> Aim of the task
Give the number of lines in the material below where the word "name" shows up, without anything else.
----------
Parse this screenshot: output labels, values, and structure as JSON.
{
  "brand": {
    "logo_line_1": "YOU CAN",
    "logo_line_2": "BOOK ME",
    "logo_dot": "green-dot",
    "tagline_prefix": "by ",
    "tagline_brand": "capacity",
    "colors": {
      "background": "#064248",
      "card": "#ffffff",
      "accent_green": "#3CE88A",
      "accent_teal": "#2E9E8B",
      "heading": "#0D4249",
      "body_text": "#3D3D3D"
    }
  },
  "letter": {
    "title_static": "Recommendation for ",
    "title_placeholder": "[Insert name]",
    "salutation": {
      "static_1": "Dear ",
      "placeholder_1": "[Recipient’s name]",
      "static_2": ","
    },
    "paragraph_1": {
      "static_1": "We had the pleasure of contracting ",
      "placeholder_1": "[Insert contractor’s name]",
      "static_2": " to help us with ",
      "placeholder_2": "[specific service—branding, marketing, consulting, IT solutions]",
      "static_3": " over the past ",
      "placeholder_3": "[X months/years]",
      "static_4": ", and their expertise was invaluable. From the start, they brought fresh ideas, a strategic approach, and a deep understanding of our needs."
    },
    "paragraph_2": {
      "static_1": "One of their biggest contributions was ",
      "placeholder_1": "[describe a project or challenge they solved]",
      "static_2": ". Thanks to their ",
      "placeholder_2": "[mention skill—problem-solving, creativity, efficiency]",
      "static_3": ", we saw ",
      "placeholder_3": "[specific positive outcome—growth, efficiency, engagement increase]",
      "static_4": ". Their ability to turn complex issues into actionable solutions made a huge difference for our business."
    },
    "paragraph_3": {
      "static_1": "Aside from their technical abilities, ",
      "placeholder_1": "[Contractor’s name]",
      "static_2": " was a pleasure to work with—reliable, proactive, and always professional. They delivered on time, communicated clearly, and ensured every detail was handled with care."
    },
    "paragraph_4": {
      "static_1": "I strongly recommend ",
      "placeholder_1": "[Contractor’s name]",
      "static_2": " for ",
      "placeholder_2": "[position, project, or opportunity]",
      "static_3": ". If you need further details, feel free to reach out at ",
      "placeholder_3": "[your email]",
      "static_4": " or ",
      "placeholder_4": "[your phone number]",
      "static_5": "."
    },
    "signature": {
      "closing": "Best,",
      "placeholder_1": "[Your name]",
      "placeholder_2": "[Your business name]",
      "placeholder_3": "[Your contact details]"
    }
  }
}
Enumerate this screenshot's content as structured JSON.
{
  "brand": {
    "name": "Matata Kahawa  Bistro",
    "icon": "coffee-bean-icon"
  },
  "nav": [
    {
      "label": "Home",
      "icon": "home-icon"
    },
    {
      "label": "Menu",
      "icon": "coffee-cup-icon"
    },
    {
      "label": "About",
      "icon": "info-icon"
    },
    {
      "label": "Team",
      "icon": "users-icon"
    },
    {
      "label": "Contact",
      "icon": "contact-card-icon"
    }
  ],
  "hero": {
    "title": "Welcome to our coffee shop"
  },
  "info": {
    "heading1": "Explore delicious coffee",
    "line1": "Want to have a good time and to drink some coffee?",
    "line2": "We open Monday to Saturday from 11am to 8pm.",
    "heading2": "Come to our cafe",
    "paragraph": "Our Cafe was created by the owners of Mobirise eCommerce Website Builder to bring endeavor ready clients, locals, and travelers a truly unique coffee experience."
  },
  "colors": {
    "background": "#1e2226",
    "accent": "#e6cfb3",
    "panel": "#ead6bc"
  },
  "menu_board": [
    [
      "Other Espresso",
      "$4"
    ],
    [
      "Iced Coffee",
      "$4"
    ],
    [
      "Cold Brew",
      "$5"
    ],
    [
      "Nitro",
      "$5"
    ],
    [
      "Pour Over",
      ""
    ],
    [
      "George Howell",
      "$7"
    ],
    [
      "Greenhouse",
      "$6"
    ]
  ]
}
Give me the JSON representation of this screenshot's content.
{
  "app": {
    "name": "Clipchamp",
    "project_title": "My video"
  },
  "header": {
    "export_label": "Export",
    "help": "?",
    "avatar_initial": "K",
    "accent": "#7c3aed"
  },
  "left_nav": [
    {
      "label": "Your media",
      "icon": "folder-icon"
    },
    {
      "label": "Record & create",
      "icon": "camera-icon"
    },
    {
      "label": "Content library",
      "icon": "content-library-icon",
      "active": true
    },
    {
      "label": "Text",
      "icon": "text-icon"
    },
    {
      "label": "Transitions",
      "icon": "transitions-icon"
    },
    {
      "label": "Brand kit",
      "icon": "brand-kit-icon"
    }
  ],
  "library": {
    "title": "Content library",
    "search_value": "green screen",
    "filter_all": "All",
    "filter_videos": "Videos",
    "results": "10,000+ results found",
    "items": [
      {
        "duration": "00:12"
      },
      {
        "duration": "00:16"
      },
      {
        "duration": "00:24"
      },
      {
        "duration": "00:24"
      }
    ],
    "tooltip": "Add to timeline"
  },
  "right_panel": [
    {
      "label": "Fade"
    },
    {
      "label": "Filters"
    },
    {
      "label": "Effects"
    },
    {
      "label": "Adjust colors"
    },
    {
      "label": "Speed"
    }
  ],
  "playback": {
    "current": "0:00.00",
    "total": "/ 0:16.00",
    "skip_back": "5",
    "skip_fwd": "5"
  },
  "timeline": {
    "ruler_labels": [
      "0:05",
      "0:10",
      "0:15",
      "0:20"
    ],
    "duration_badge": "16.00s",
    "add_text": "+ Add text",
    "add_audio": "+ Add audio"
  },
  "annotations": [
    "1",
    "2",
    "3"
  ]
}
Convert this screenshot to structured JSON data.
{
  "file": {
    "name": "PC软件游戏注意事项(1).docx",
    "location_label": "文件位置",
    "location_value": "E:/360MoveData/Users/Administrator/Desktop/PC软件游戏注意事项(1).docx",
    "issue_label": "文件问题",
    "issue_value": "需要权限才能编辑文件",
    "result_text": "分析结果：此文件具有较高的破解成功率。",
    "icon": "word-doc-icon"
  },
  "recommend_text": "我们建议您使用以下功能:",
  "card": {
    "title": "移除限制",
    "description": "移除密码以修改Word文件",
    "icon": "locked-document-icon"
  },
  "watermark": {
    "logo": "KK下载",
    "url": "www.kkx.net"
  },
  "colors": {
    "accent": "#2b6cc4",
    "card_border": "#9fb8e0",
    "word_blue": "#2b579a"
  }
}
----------
> Output for this task
10